Tim: Companies that get confused that think their goal is revenue or stock price or something. You have to focus on the things that lead to those. For us, that's great products. So all our energies are on that, not the result of that.
Now that's a very Steve Jobs answer. And, of course, if he succeeds, Apple will become a trillion dollar company.
Kara: What or who do you look up to?
Surely he has to say Steve Jobs.
Tim: If you walked in my office you would see Bobby Kennedy and Martin Luther King. If you're talking about CEOs, I have incredible respect for Bob Iger and what he's done at Disney and it's great to have him on the board. And that list is growing.
That's it for the Walt and Kara segment. Opening up to audience questions....
I want to hear from Murdoch. Rafe, nudge him...
Guy from Brandeis Univ: Deep discounts for higher ed have dried up. Do you see that coming back?
Tim: Each year during back to school, we sweeten the discounts we have. Education is very important for us.
Tim: Last year, our discounts or donations were 3/4 of a billion dollars.
And we're doing other things that have a profound effect... I encourage you to take a course on iTunes U. We think it can really make a difference. We're doing it for free.
We launched iTunes Author. We're giving it away for free. We're gonna continue to do things that we think can really change teaching and learning.
Tim: We're proud of what we're doing.
Adam Lashinsky, Fortune: Would you talk a little about your strengths as a CEO and as a person?
Tim: You're best to do that, Adam.
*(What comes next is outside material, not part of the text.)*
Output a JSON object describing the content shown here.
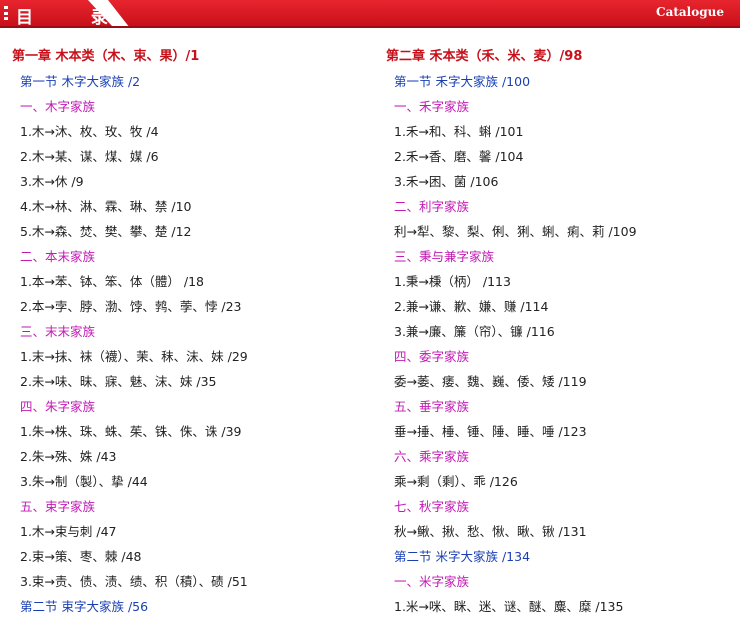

I think you should do it. I'll leave it for you.
Adam: Steve was very involved in marketing and design as CEO, less so in supply chain, since that was your expertise. Are you as involved in marketing?
Tim: No, Steve spent almost all his time on those.
Dan Frommer, SplatF: Your devices are using more and more bandwidth. Is that something you think you need to have an ownership stake in?
Tim: Do we need to own a carrier or the pipe? No, I don't think we need to that. The vast majority of your business is outside the US, so owning something just in the US wouldn't have great value.
I want to make great devices and use the bandwidth. I think we can partner with the pipe owner.
Lance Ulanoff, Mashable: In 1998, when you joined Apple, what did Jobs tell you to encourage you to join? And did you see the future at the moment?
Tim: It was a very interesting meeting. Steve had hired a firm to find someone to run ops. I'd said No a few times. And they kept calling. I eventually said I'd talk.
I flew out Friday on a redeye for a Saturday morning meeting. The honest truth is that five minutes into the meeting I wanted to join Apple.
Tim: I saw someone that was unaffected by money, and I've been impressed by that. I resigned (Compaq) immediately. I saw that Apple was the only tech company that I knew of that if a customer got angry with the company, they would yell, but they would continue to buy.
Tim: An Apple customer was a unique breed.
Stuart Alsop: How do you name products? What's with the New iPad?
Tim: Good question. If you look at how products change over time (iPod, Macbook)... you can do it either way, is the story. You can stick with the name, or you can put a number that denotes a generation of whatever.